He was kept in jail for several days before being deported back to Britain, « after it was established that his travelling documents were genuine and that he lacked a criminal record », according to The Nation newspaper. Mr Adebolajo’s family said he had been told he would be hanged or beheaded, but after he had appeared in court he was freed to return to Britain. Relatives said they believed the release came after they had alerted local MPs and the Foreign Office. The decision has raised questions over official involvement in Mr Adebolajo’s release – and the true extent of his connections with the intelligence services since he returned home to the UK.
Mr Zuybyr claimed his brother-in-law had been tortured violently, threatened with rape and his private parts had been grabbed.
Mr Zuybyr also alleged that, when Mr Adebolajo returned to Britain, he had been pestered by MI5 about informing for them. He added that other members of the family had been quizzed about Mr Adebolajo in an effort to put pressure on him.
Mr Adebolajo’s elder brother, Jeremiah, had gone to Saudi Arabia to teach English, but had been arrested and harassed by the authorities about his brother. And Mr Zuybyr himself said that when he went to Yemen four years ago to learn Arabic with his new wife, he was rounded up and questioned at gunpoint.
He added: « When I came back to Britain, MI5 contacted me and showed significant interest in Michael. I was harassed for a while, with constant calls from people claiming to be from the FBI. » Mr Zuybyr and his wife left their family in London and moved to east Lancashire, but he said MI5 had still tracked him down and questioned him about his brother-in-law. (…)
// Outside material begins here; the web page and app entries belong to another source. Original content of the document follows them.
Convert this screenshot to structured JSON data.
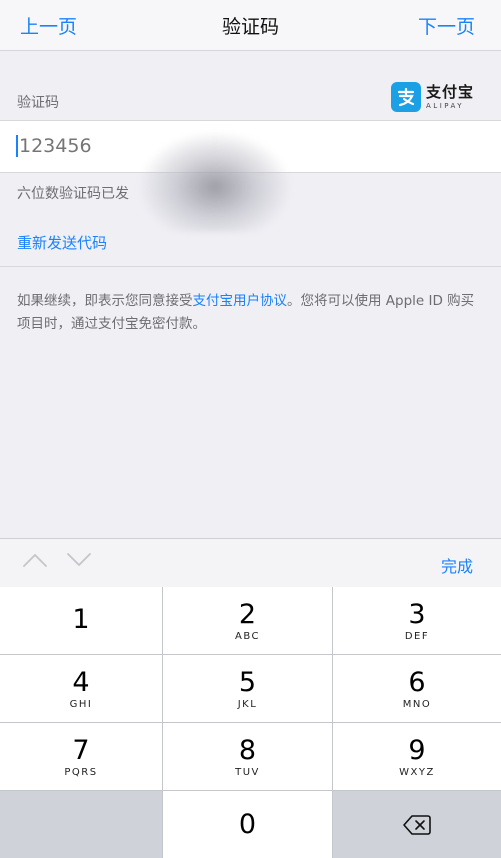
{
  "nav": {
    "prev_label": "上一页",
    "title": "验证码",
    "next_label": "下一页"
  },
  "form": {
    "section_label": "验证码",
    "code_value": "123456",
    "hint": "六位数验证码已发",
    "resend_label": "重新发送代码"
  },
  "brand": {
    "name_cn": "支付宝",
    "name_en": "ALIPAY",
    "color": "#1ba0e6",
    "icon": "alipay-logo-icon"
  },
  "terms": {
    "prefix": "如果继续，即表示您同意接受",
    "link": "支付宝用户协议",
    "suffix": "。您将可以使用 Apple ID 购买项目时，通过支付宝免密付款。"
  },
  "keyboard": {
    "done_label": "完成",
    "keys": [
      {
        "num": "1",
        "letters": ""
      },
      {
        "num": "2",
        "letters": "ABC"
      },
      {
        "num": "3",
        "letters": "DEF"
      },
      {
        "num": "4",
        "letters": "GHI"
      },
      {
        "num": "5",
        "letters": "JKL"
      },
      {
        "num": "6",
        "letters": "MNO"
      },
      {
        "num": "7",
        "letters": "PQRS"
      },
      {
        "num": "8",
        "letters": "TUV"
      },
      {
        "num": "9",
        "letters": "WXYZ"
      },
      {
        "num": "0",
        "letters": ""
      }
    ],
    "delete_icon": "backspace-icon"
  },
  "colors": {
    "accent": "#1a82fb",
    "background": "#efeff4",
    "keypad_gray": "#cfd3d9"
  }
}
Presse poussée à bout (Paul Cahalan, Independent on Sunday, 26 mai 2013)